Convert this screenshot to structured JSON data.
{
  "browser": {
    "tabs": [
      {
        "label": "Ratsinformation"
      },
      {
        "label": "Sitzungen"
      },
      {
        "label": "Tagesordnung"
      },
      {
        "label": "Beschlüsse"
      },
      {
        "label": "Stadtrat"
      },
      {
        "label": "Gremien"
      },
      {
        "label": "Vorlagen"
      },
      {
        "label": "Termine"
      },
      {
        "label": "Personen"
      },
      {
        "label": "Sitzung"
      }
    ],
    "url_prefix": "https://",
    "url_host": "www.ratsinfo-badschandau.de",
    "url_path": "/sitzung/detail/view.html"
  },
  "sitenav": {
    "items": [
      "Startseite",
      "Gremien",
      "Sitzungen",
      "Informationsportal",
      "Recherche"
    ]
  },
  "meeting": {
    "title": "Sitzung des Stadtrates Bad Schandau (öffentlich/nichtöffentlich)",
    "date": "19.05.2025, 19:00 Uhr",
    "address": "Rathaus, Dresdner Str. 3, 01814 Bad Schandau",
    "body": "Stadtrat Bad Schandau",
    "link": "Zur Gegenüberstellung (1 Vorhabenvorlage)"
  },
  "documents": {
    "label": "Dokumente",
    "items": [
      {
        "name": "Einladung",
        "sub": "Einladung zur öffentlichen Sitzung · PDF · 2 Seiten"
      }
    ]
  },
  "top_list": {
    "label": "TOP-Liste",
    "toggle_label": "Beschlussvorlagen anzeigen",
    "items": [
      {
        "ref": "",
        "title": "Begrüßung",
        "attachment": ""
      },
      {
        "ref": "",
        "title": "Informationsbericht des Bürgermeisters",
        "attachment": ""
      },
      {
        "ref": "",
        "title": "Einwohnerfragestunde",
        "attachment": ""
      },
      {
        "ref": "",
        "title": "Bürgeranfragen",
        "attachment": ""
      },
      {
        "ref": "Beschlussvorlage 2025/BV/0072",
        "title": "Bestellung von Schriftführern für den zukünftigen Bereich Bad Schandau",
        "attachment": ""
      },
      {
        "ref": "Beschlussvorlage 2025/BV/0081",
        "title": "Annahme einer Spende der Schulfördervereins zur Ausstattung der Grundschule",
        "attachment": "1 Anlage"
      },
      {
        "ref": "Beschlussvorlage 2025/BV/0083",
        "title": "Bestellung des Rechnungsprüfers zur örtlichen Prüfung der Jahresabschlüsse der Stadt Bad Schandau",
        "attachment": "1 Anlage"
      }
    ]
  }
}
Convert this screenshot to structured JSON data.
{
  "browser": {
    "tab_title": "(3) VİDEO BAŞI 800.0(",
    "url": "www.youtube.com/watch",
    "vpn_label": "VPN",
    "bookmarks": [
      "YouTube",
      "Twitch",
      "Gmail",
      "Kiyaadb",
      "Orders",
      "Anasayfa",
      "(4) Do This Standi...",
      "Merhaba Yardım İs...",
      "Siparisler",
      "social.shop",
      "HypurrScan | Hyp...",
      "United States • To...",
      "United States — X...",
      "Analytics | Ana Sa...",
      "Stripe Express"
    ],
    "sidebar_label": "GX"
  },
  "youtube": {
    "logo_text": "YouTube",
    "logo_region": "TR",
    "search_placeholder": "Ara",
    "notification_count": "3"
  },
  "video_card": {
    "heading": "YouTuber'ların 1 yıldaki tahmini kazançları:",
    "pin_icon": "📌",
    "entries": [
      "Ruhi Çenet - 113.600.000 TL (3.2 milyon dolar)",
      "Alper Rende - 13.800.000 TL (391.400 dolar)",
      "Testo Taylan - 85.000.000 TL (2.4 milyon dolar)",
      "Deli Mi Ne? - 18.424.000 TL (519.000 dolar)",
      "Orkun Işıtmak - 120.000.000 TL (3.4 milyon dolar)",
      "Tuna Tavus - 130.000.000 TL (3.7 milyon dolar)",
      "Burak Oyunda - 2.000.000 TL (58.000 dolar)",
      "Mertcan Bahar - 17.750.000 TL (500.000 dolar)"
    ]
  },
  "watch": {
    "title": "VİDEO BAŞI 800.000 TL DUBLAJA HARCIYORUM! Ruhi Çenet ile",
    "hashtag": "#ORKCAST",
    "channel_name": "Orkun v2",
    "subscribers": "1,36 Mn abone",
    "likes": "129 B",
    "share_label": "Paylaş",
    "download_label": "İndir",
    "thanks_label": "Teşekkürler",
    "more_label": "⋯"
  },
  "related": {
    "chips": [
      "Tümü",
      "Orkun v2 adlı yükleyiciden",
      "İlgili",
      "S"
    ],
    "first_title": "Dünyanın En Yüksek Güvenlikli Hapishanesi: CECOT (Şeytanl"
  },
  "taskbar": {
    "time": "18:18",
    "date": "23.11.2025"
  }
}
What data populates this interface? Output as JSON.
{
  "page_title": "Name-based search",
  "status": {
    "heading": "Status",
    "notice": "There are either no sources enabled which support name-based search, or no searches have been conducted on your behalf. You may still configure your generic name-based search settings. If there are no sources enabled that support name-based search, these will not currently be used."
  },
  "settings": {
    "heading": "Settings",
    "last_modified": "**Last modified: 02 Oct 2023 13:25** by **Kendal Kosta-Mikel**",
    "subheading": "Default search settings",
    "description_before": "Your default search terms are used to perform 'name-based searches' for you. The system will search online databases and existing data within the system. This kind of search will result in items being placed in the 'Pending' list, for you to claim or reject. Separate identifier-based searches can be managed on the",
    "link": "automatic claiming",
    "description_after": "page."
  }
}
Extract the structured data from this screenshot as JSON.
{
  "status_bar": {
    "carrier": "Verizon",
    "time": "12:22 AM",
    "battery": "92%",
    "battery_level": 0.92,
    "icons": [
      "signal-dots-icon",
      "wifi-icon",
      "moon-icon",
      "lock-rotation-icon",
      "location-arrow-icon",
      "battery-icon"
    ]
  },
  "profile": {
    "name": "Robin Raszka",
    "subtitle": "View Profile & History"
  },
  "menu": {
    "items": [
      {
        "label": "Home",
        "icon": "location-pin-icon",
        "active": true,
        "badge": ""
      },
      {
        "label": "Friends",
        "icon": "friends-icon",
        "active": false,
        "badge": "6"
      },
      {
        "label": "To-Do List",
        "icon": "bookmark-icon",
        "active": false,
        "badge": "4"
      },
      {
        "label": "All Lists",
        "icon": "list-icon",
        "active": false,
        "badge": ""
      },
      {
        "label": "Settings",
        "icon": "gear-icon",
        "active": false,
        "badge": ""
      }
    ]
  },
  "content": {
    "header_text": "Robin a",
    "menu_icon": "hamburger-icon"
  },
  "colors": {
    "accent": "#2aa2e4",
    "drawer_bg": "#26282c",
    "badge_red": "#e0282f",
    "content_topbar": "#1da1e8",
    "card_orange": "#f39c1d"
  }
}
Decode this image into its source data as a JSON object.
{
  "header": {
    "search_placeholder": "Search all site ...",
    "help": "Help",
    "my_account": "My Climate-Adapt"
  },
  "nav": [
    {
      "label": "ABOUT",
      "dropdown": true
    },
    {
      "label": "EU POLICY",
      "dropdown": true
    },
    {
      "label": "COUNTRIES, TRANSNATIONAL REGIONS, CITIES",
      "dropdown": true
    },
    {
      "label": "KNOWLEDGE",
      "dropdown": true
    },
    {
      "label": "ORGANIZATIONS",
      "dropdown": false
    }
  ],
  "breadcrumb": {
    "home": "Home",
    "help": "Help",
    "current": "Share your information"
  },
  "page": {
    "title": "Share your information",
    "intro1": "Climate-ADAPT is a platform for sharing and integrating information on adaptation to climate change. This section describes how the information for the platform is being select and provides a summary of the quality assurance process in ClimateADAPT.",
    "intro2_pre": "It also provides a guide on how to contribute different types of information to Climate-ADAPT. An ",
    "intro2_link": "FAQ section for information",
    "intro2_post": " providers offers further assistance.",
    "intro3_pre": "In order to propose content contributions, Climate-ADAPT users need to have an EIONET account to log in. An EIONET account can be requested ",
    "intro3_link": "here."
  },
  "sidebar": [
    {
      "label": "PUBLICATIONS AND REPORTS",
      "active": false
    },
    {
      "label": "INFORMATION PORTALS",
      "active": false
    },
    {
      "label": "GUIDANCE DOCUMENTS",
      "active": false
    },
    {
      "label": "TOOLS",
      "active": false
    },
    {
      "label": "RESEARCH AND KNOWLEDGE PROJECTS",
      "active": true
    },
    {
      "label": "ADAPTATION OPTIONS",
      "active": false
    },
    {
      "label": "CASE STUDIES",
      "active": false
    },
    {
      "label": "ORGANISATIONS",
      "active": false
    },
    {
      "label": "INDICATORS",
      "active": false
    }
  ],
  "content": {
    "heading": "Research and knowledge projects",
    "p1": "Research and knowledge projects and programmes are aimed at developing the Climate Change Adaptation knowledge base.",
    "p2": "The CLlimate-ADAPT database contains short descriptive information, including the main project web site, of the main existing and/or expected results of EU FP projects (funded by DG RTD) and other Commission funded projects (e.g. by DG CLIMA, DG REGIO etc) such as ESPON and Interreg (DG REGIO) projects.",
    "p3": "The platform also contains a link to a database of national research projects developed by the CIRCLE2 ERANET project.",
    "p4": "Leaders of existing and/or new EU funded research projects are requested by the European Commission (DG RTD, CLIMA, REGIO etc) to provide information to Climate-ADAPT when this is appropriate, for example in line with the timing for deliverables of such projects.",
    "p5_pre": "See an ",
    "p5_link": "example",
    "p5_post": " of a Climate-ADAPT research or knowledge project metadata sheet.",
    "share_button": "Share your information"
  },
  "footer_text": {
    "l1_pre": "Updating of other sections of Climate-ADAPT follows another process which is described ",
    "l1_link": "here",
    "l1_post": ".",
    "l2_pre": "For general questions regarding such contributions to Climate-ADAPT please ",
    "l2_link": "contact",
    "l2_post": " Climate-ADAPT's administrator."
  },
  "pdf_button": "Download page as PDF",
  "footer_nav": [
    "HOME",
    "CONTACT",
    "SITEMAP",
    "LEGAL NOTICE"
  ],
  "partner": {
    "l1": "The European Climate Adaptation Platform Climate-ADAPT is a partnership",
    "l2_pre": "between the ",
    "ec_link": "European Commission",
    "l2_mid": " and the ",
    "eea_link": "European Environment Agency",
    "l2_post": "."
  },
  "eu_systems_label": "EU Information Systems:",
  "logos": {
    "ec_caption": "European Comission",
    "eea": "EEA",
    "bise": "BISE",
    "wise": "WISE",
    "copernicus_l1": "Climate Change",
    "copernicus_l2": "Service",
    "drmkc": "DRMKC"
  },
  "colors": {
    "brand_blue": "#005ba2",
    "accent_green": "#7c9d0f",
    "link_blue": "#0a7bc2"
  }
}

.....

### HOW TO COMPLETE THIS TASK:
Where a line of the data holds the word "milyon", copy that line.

### OUTPUT BELOW:
      "Ruhi Çenet - 113.600.000 TL (3.2 milyon dolar)",
      "Testo Taylan - 85.000.000 TL (2.4 milyon dolar)",
      "Orkun Işıtmak - 120.000.000 TL (3.4 milyon dolar)",
      "Tuna Tavus - 130.000.000 TL (3.7 milyon dolar)",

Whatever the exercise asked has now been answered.